TBT Gingerbread



Doves on Christmas Trees

Yesterday’s Instagram photo yielded a few questions about placing doves on Christmas trees to remember loved ones, so I thought I’d add some history to it.

Doves on Christmas trees

It’s a tradition that started with Brenda, my mother-in-law, when she put four doves on her Christmas tree each year to remember her parents and Bill’s parents. Then, when Brenda passed away in 2010, Bill had seven doves placed on a large flower spray at her service, one dove from each of us. We brought home the four doves from our family and put one on our tree to honor Brenda each Christmas.
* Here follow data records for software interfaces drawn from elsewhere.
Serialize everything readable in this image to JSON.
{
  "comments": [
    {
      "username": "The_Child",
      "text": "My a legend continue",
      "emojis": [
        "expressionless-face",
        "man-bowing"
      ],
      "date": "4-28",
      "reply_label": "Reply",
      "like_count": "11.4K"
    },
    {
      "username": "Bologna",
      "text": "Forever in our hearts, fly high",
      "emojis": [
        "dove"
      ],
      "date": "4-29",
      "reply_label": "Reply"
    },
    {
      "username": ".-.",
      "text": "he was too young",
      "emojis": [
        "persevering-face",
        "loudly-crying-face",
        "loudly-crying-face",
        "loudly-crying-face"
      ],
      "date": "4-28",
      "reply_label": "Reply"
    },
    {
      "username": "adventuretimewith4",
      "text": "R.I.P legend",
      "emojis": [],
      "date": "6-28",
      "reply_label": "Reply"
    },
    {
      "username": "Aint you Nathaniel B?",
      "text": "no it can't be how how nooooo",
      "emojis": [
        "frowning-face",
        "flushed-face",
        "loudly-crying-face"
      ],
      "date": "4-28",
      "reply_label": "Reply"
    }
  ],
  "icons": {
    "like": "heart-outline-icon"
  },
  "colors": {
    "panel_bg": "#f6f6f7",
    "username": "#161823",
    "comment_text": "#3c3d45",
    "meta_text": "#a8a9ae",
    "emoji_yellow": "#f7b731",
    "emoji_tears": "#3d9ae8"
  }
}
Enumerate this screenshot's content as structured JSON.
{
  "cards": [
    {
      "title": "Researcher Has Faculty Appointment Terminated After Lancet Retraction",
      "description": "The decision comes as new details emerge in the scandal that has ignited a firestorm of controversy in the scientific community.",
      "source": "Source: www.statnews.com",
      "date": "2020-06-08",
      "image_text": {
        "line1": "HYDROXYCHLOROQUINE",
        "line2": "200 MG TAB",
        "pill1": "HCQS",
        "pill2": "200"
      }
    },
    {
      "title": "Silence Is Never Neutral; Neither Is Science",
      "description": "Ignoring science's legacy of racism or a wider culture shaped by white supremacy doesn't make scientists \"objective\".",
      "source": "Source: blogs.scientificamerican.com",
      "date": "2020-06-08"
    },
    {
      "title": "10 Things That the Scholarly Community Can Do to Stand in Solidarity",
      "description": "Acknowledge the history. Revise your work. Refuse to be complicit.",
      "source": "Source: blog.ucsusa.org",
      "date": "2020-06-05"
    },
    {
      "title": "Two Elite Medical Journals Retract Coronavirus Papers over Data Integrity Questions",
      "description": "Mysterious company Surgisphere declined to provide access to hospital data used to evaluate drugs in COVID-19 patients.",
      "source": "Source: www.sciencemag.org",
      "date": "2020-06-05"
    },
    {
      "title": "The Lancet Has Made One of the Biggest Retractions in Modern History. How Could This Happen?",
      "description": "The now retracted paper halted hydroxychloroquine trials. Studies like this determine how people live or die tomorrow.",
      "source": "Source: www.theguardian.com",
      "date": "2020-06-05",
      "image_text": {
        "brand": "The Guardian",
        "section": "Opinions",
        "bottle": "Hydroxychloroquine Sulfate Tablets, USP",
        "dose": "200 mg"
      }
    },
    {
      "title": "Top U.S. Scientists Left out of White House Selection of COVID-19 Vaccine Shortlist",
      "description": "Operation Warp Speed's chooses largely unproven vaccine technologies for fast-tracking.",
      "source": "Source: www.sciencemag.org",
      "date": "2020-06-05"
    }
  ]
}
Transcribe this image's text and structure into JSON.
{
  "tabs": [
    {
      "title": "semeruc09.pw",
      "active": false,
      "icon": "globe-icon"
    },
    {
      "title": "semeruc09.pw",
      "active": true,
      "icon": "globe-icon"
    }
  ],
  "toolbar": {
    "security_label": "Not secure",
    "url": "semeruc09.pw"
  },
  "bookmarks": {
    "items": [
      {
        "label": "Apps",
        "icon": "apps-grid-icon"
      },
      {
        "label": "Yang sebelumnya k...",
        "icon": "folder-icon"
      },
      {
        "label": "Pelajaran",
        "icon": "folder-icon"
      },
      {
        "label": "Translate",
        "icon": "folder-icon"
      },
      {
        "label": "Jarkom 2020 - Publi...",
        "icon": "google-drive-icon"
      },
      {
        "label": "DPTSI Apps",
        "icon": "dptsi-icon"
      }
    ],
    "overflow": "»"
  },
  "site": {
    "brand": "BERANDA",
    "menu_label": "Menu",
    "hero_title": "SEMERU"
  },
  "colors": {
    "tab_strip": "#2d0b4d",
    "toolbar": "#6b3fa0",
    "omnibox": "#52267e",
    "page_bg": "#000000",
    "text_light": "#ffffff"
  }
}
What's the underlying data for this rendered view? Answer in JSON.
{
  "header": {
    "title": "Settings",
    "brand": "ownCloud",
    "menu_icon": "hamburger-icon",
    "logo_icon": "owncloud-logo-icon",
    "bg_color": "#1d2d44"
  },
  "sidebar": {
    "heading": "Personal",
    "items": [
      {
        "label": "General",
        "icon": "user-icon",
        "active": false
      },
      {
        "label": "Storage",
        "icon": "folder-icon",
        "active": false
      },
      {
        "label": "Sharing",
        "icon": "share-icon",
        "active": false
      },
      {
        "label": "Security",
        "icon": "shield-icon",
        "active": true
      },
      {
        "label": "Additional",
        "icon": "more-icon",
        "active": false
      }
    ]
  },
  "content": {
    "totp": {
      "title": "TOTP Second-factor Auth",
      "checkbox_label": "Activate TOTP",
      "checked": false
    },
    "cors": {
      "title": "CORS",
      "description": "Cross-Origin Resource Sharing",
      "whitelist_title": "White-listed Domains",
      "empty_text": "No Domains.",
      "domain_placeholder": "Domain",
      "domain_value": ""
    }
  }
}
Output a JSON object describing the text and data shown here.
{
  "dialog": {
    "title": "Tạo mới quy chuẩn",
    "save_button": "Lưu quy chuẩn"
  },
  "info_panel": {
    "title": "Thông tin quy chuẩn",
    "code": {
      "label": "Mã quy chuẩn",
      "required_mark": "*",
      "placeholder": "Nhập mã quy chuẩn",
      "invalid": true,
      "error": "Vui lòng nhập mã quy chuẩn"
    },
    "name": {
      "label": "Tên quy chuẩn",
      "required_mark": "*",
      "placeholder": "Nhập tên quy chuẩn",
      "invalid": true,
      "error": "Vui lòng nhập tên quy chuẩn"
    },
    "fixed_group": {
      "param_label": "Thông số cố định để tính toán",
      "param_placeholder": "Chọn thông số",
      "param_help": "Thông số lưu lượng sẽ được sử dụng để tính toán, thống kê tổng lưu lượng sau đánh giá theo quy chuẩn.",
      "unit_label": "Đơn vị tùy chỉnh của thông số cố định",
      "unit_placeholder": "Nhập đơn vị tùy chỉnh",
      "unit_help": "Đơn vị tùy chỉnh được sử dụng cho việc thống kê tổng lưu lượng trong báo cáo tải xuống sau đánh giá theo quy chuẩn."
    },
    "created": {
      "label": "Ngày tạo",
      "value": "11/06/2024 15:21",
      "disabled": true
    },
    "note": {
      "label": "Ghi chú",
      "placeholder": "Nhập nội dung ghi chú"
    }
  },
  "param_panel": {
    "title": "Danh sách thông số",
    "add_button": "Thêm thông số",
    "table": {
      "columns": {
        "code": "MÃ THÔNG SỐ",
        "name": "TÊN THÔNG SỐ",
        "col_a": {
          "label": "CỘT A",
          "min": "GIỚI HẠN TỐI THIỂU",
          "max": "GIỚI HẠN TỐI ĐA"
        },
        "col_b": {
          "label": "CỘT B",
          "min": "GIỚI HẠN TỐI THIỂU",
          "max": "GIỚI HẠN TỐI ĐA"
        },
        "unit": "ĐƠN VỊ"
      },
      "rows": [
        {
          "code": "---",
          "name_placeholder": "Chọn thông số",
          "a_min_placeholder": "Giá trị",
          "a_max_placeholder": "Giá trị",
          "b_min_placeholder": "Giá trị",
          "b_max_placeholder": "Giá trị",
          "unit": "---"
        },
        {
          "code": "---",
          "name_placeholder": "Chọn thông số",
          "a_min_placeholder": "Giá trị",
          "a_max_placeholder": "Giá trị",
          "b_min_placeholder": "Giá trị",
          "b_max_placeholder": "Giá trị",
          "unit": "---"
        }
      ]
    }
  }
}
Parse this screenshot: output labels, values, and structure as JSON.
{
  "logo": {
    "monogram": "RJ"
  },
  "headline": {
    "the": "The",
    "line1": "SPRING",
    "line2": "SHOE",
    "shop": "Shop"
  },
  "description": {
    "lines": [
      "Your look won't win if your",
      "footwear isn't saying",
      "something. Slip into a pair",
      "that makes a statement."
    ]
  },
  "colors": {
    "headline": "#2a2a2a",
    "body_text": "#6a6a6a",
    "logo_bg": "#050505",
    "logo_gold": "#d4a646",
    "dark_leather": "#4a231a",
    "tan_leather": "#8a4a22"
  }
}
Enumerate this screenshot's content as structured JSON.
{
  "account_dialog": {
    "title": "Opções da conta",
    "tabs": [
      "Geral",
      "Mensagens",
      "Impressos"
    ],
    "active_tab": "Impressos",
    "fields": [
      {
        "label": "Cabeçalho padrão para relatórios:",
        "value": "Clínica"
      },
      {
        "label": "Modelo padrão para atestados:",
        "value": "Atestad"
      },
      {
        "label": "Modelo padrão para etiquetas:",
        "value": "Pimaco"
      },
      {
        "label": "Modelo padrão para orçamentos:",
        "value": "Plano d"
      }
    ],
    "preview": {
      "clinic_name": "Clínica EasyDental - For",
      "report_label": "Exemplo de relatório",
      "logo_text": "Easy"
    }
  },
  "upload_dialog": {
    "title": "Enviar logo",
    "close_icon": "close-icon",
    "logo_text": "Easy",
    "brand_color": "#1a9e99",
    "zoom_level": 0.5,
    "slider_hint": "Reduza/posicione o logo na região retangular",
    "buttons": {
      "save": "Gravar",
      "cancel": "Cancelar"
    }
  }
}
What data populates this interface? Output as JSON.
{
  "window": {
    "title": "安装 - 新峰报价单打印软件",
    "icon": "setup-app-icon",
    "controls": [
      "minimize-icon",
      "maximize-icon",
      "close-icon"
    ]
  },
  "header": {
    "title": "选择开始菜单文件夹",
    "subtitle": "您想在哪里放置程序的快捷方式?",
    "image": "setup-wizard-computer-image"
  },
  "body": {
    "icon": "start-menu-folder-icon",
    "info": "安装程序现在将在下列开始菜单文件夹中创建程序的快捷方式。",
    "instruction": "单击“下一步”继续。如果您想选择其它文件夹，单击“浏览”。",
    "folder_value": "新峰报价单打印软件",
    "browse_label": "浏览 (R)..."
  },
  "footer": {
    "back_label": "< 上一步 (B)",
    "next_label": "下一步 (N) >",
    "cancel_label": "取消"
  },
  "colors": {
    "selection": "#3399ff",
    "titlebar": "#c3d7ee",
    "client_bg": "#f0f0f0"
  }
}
This dove went alongside two others: one for my Papaw and one for Jeremy L., Chuck’s childhood best friend who passed away in 1999, whom our Jeremy is named after.

The white dove in the above photo is for Aunt Debbie.

Thanksgiving Family Photo 2014

Years ago my sister and I settled into a holiday rotation for hosting and being together so both sides of our families get equal shares of each other. We’re together for Thanksgiving one year and Christmas the next and vice versa.

This year we met at my sister’s house for Thanksgiving, including my parents and Mamaw. Per usual, the week went by too quickly but I’m left feeling ever thankful that we had the time at all.
Family photo high resThis is my last week of graduate school. It’s not even going to be a full week since the novel (my capstone project) is due Thursday. I have one remaining assignment for Genre Writing and then I’m officially done. I’ll take a short break to enjoy Christmas and then I’ll start writing query letters (and crossing my fingers, and rubbing a rabbit’s foot, and looking for four-leaf clovers, and picking up pennies when I find them on the street…)

Being December 1 and all, Timmy showed up. I admit that I wasn’t prepared for Timmy to show up so soon, but we made it work. Thanks, Mom, for providing Timmy’s first treat to the boys.

Timmy on December 1

Beach fun

We are zombies today after a long drive home from Amelia Island in the pouring rain. It’s been a gloriously sunny week of strolling the beach, jumping through waves, and eating seafood. I have more than 600 photos to show how much fun we had.


We also made a stop in Savannah and Jesup, Georgia, to do a little research for my novel, but more on that later. Y’all, it was perfect. SO perfect.

Today is all about catch-up. Laundry, grocery shopping, picking up Major from doggy camp… As I do all of these tasks, I’ll dwell in place of gratitude for the time we had together. This will be a busy summer, but at least we’ve started it out right.

Fernandina Beach 2014